■ **Prompt**
Give back the full listing as written. No pictures go with it.

■ **Data provided**

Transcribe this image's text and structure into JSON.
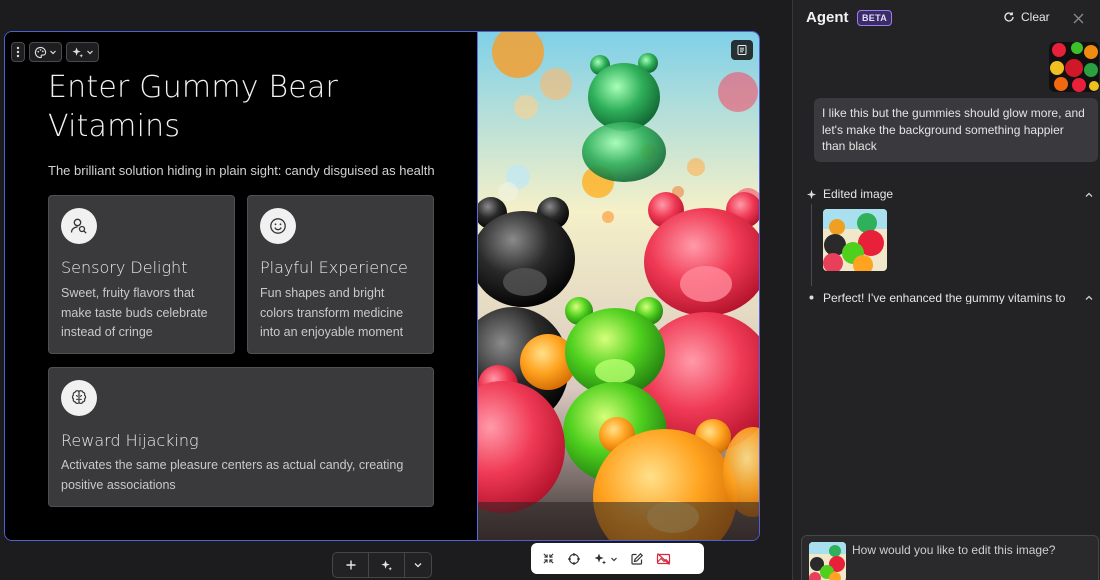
{
  "slide": {
    "title": "Enter Gummy Bear Vitamins",
    "subtitle": "The brilliant solution hiding in plain sight: candy disguised as health",
    "cards": [
      {
        "icon": "person-search-icon",
        "title": "Sensory Delight",
        "text": "Sweet, fruity flavors that make taste buds celebrate instead of cringe"
      },
      {
        "icon": "smiley-face-icon",
        "title": "Playful Experience",
        "text": "Fun shapes and bright colors transform medicine into an enjoyable moment"
      },
      {
        "icon": "brain-icon",
        "title": "Reward Hijacking",
        "text": "Activates the same pleasure centers as actual candy, creating positive associations"
      }
    ]
  },
  "agent": {
    "title": "Agent",
    "badge": "BETA",
    "clear_label": "Clear",
    "user_message": "I like this but the gummies should glow more, and let's make the background something happier than black",
    "step_edited": "Edited image",
    "step_reply": "Perfect! I've enhanced the gummy vitamins to",
    "input_placeholder": "How would you like to edit this image?"
  },
  "colors": {
    "selection_border": "#4f5fd6",
    "beta_badge": "#9b7df0",
    "card_bg": "#3a3a3d"
  }
}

■ **Task response**
Transcribe this image's text and structure into JSON.
{
  "slide": {
    "title": "Enter Gummy Bear Vitamins",
    "subtitle": "The brilliant solution hiding in plain sight: candy disguised as health",
    "cards": [
      {
        "icon": "person-search-icon",
        "title": "Sensory Delight",
        "text": "Sweet, fruity flavors that make taste buds celebrate instead of cringe"
      },
      {
        "icon": "smiley-face-icon",
        "title": "Playful Experience",
        "text": "Fun shapes and bright colors transform medicine into an enjoyable moment"
      },
      {
        "icon": "brain-icon",
        "title": "Reward Hijacking",
        "text": "Activates the same pleasure centers as actual candy, creating positive associations"
      }
    ]
  },
  "agent": {
    "title": "Agent",
    "badge": "BETA",
    "clear_label": "Clear",
    "user_message": "I like this but the gummies should glow more, and let's make the background something happier than black",
    "step_edited": "Edited image",
    "step_reply": "Perfect! I've enhanced the gummy vitamins to",
    "input_placeholder": "How would you like to edit this image?"
  },
  "colors": {
    "selection_border": "#4f5fd6",
    "beta_badge": "#9b7df0",
    "card_bg": "#3a3a3d"
  }
}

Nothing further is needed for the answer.